About this task | For each entry, restate it word for word while omitting any image it holds.

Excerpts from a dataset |
========

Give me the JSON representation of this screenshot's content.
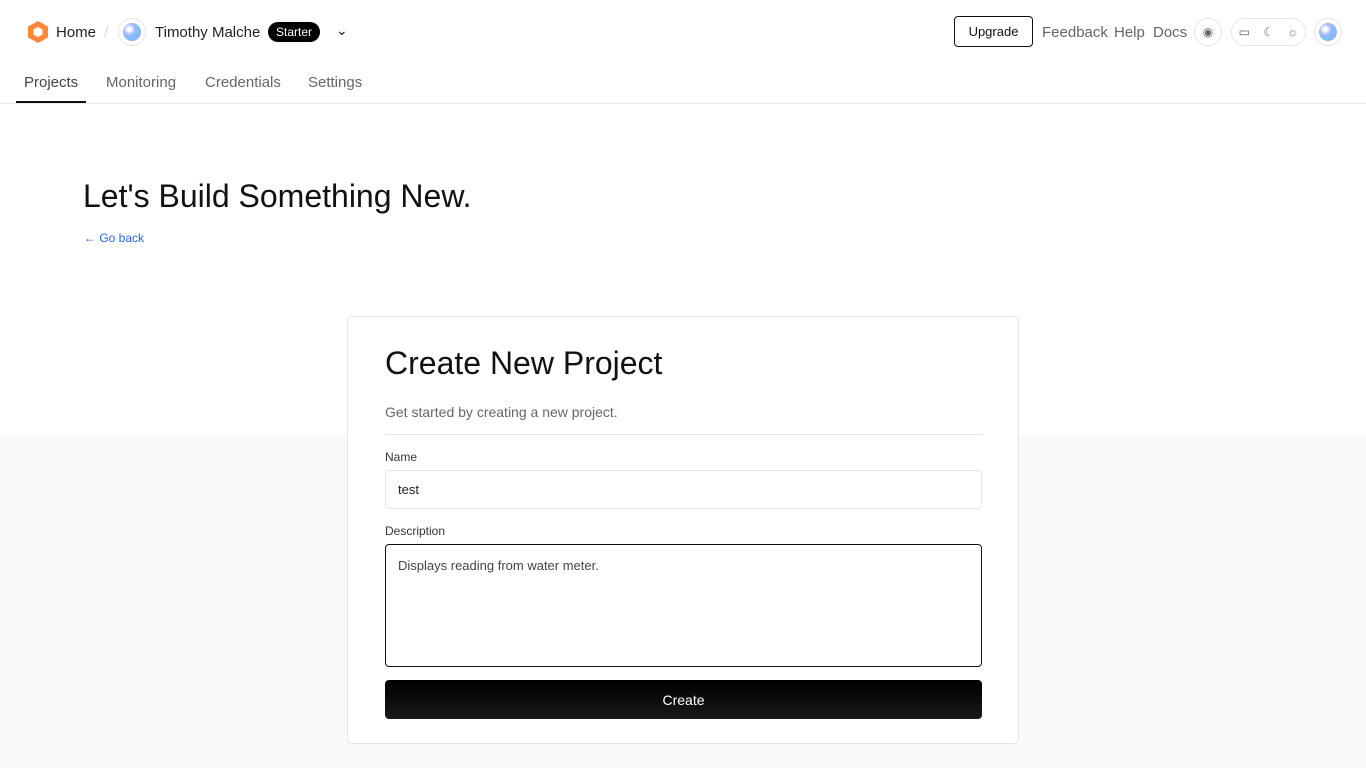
{
  "header": {
    "home": "Home",
    "user": "Timothy Malche",
    "plan": "Starter",
    "upgrade": "Upgrade",
    "links": [
      "Feedback",
      "Help",
      "Docs"
    ]
  },
  "tabs": [
    "Projects",
    "Monitoring",
    "Credentials",
    "Settings"
  ],
  "page": {
    "title": "Let's Build Something New.",
    "back": "Go back"
  },
  "form": {
    "title": "Create New Project",
    "subtitle": "Get started by creating a new project.",
    "name_label": "Name",
    "name_value": "test",
    "description_label": "Description",
    "description_value": "Displays reading from water meter.",
    "submit": "Create"
  }
}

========

Result of this exercise |
Give me the JSON representation of this screenshot's content.
{
  "header": {
    "home": "Home",
    "user": "Timothy Malche",
    "plan": "Starter",
    "upgrade": "Upgrade",
    "links": [
      "Feedback",
      "Help",
      "Docs"
    ]
  },
  "tabs": [
    "Projects",
    "Monitoring",
    "Credentials",
    "Settings"
  ],
  "page": {
    "title": "Let's Build Something New.",
    "back": "Go back"
  },
  "form": {
    "title": "Create New Project",
    "subtitle": "Get started by creating a new project.",
    "name_label": "Name",
    "name_value": "test",
    "description_label": "Description",
    "description_value": "Displays reading from water meter.",
    "submit": "Create"
  }
}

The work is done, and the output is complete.